WHAT TO WORK ON —
Count the lines in the entries that contain "heading". Say the number and nothing more.

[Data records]
◆ ◆ ◆ ◆

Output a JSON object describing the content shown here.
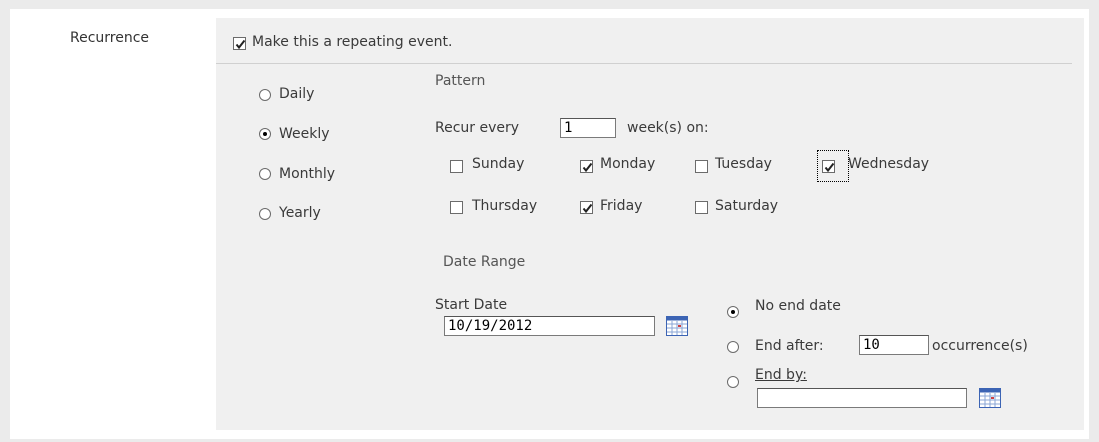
{
  "recurrence": {
    "label": "Recurrence"
  },
  "repeat": {
    "label": "Make this a repeating event.",
    "checked": true
  },
  "frequency": {
    "options": [
      {
        "label": "Daily",
        "selected": false
      },
      {
        "label": "Weekly",
        "selected": true
      },
      {
        "label": "Monthly",
        "selected": false
      },
      {
        "label": "Yearly",
        "selected": false
      }
    ]
  },
  "pattern": {
    "heading": "Pattern",
    "recur_prefix": "Recur every",
    "interval_value": "1",
    "recur_suffix": "week(s) on:",
    "days": [
      {
        "label": "Sunday",
        "checked": false
      },
      {
        "label": "Monday",
        "checked": true
      },
      {
        "label": "Tuesday",
        "checked": false
      },
      {
        "label": "Wednesday",
        "checked": true
      },
      {
        "label": "Thursday",
        "checked": false
      },
      {
        "label": "Friday",
        "checked": true
      },
      {
        "label": "Saturday",
        "checked": false
      }
    ]
  },
  "date_range": {
    "heading": "Date Range",
    "start_label": "Start Date",
    "start_value": "10/19/2012",
    "no_end_label": "No end date",
    "end_after_label": "End after:",
    "end_after_value": "10",
    "occurrences_label": "occurrence(s)",
    "end_by_label": "End by:",
    "end_by_value": "",
    "selected": "No end date"
  },
  "colors": {
    "panel": "#f0f0f0",
    "outer": "#ebebeb",
    "calendar_blue": "#3c64b4"
  },
  "icons": {
    "calendar": "calendar-icon"
  }
}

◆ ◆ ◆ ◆

RESPONSE TO THE TASK —
2